[Exercise details]:
Using the data below, gather each line that includes the word "this".

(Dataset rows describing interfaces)

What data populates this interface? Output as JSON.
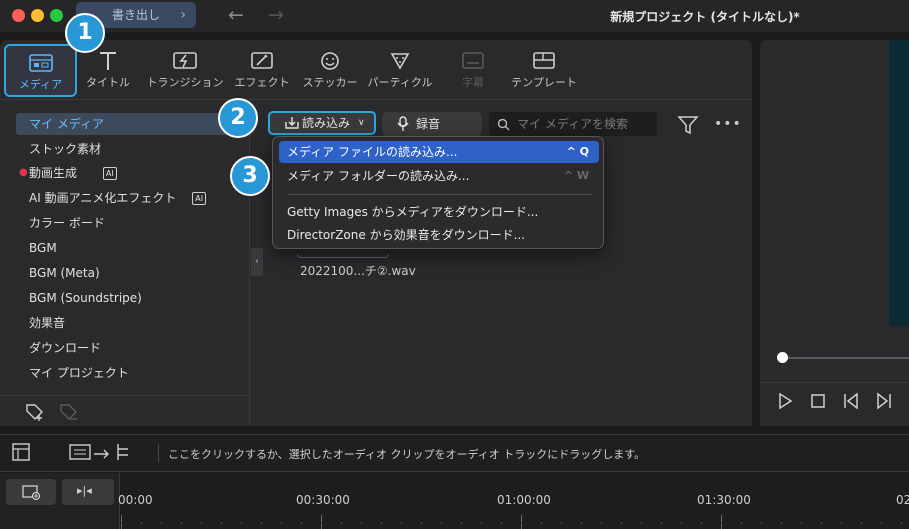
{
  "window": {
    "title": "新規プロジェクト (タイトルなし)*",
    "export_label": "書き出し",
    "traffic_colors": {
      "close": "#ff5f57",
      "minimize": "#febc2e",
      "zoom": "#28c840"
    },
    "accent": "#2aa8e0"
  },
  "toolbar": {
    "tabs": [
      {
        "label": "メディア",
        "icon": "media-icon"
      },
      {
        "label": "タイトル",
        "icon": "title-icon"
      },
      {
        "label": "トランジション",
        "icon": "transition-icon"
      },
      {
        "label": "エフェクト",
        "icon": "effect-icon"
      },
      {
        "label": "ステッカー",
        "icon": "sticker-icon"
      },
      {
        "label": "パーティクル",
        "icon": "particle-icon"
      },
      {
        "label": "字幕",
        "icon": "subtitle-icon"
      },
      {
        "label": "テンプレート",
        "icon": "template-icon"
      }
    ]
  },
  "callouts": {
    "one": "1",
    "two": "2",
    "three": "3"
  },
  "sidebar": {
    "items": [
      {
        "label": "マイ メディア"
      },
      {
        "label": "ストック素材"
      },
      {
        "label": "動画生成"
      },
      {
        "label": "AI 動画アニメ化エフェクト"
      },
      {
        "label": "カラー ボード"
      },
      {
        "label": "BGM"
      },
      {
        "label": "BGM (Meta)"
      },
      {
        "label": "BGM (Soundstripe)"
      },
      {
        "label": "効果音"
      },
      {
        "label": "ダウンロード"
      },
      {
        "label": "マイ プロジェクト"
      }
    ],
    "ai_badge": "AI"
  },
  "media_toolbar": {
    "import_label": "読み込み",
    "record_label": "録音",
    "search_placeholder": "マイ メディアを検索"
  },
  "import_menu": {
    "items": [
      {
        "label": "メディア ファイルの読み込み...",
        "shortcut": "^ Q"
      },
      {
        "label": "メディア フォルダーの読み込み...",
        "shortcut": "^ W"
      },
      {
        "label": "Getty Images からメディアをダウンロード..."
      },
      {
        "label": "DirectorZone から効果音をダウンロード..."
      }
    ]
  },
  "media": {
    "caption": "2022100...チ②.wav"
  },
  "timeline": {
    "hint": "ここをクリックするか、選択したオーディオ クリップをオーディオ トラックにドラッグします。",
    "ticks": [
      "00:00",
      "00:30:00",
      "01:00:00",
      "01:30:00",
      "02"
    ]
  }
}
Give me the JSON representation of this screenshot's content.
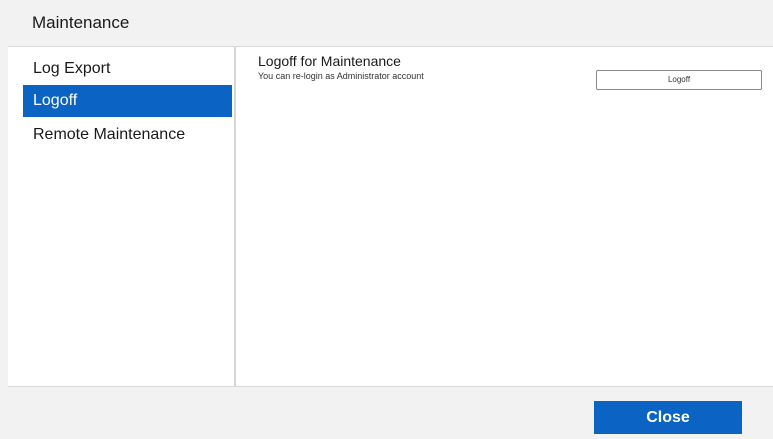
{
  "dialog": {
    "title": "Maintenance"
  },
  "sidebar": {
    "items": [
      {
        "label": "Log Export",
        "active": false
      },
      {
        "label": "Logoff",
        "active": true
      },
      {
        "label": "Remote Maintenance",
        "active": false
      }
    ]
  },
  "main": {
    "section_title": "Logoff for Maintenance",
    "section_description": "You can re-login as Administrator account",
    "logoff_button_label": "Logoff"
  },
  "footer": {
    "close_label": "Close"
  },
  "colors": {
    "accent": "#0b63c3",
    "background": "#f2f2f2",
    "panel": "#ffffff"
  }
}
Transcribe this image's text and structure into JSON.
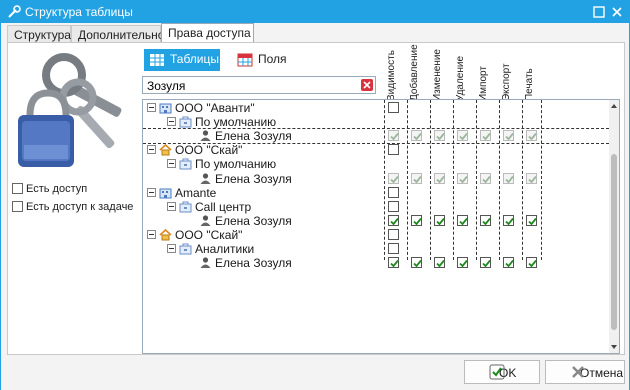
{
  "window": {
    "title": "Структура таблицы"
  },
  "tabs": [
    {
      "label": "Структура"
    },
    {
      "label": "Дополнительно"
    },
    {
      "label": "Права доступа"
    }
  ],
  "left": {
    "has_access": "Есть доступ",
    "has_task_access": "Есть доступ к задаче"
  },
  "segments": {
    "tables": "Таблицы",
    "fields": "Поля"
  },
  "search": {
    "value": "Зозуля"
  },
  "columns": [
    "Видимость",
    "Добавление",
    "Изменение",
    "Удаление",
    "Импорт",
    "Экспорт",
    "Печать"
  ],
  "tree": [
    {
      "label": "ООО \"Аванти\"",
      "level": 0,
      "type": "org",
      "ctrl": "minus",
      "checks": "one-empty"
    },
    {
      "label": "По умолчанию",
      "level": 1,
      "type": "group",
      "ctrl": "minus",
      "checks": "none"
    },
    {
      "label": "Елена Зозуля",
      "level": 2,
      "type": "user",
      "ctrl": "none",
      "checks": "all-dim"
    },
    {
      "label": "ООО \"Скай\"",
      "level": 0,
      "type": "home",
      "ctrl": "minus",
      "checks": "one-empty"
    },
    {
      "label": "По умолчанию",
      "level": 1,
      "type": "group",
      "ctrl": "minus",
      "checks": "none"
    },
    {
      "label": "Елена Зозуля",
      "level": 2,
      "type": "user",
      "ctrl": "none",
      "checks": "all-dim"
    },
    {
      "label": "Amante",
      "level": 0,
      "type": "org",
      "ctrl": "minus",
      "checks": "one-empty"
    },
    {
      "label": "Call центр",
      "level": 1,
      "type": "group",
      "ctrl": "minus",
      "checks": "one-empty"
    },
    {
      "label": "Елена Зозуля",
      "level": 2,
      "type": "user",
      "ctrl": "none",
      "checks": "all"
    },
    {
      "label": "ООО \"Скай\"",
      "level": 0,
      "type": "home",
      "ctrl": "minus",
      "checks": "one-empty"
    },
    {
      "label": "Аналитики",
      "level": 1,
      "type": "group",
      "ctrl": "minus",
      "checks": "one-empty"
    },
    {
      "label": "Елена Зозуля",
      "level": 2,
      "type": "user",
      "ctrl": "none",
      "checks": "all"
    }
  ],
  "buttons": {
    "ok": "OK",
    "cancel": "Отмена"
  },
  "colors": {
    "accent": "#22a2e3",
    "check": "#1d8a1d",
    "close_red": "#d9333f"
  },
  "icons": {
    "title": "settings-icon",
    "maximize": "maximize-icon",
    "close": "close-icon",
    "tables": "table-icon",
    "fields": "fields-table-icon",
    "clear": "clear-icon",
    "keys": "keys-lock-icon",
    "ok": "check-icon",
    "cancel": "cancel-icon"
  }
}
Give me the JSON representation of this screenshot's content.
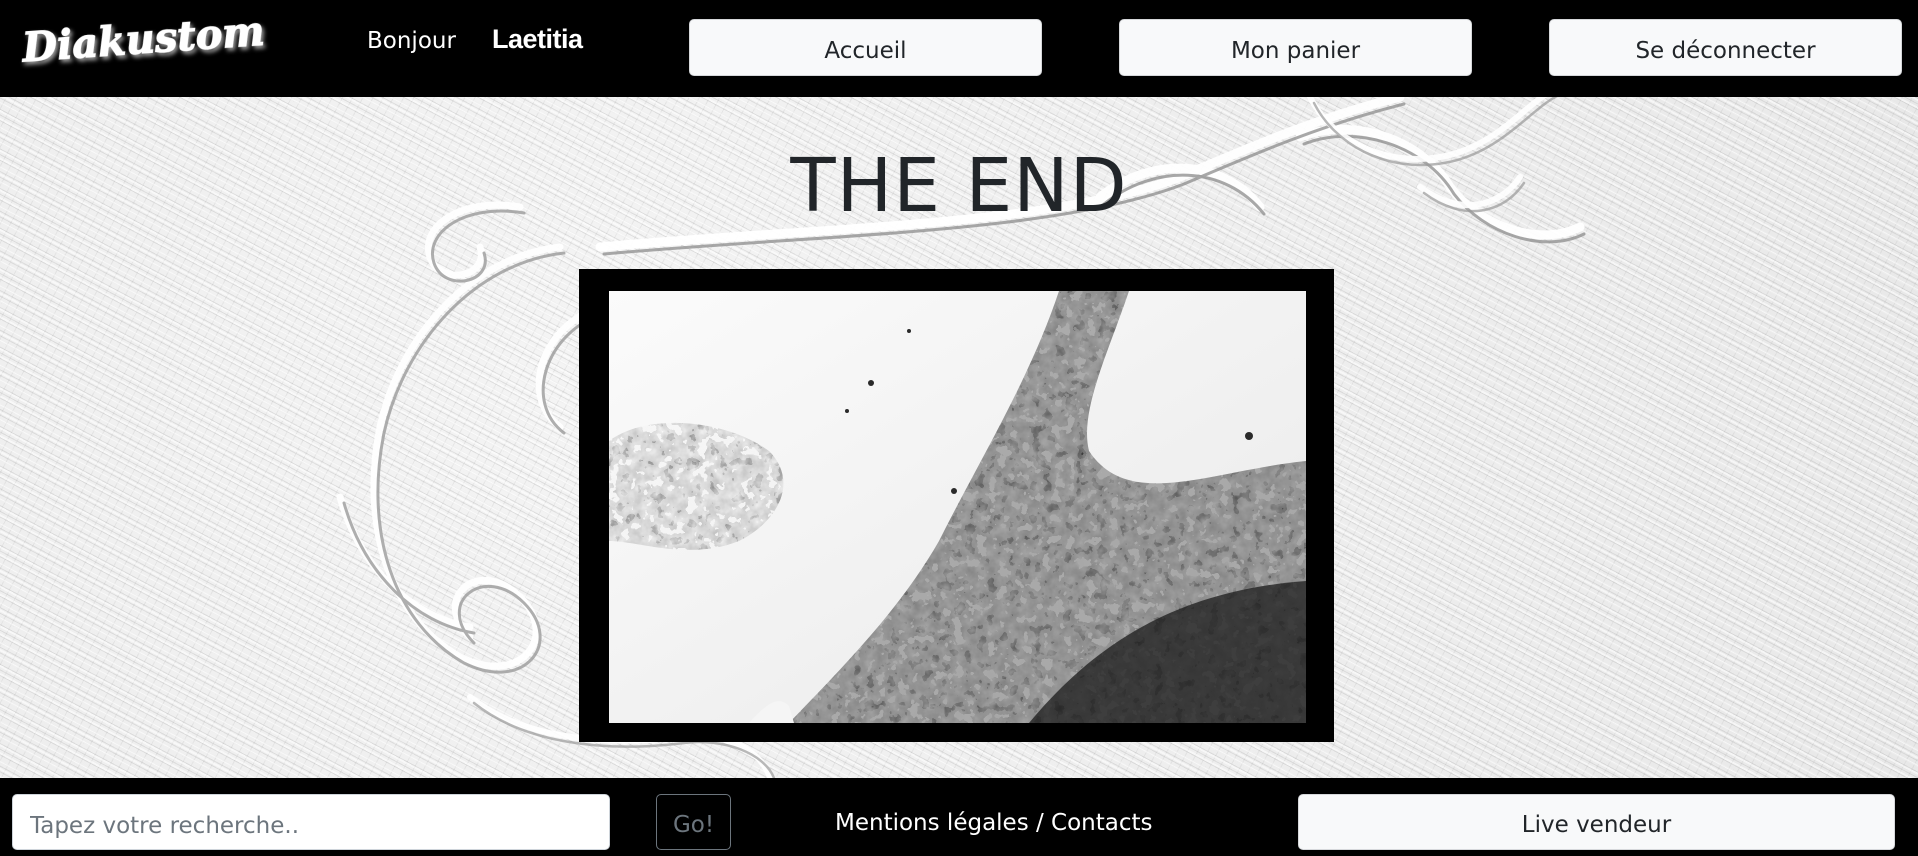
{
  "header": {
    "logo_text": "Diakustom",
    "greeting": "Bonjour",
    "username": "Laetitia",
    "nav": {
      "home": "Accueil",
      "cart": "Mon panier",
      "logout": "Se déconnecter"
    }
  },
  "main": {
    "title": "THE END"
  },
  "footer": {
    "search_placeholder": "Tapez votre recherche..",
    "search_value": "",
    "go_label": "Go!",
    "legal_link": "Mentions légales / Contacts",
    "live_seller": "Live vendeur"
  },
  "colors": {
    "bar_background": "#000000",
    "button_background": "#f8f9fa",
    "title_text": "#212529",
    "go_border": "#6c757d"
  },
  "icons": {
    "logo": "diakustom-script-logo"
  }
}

[Output of the task]:
What data populates this interface? Output as JSON.
Give me the JSON representation of this screenshot's content.
Transcribe this image's text and structure into JSON.
Give me the JSON representation of this screenshot's content.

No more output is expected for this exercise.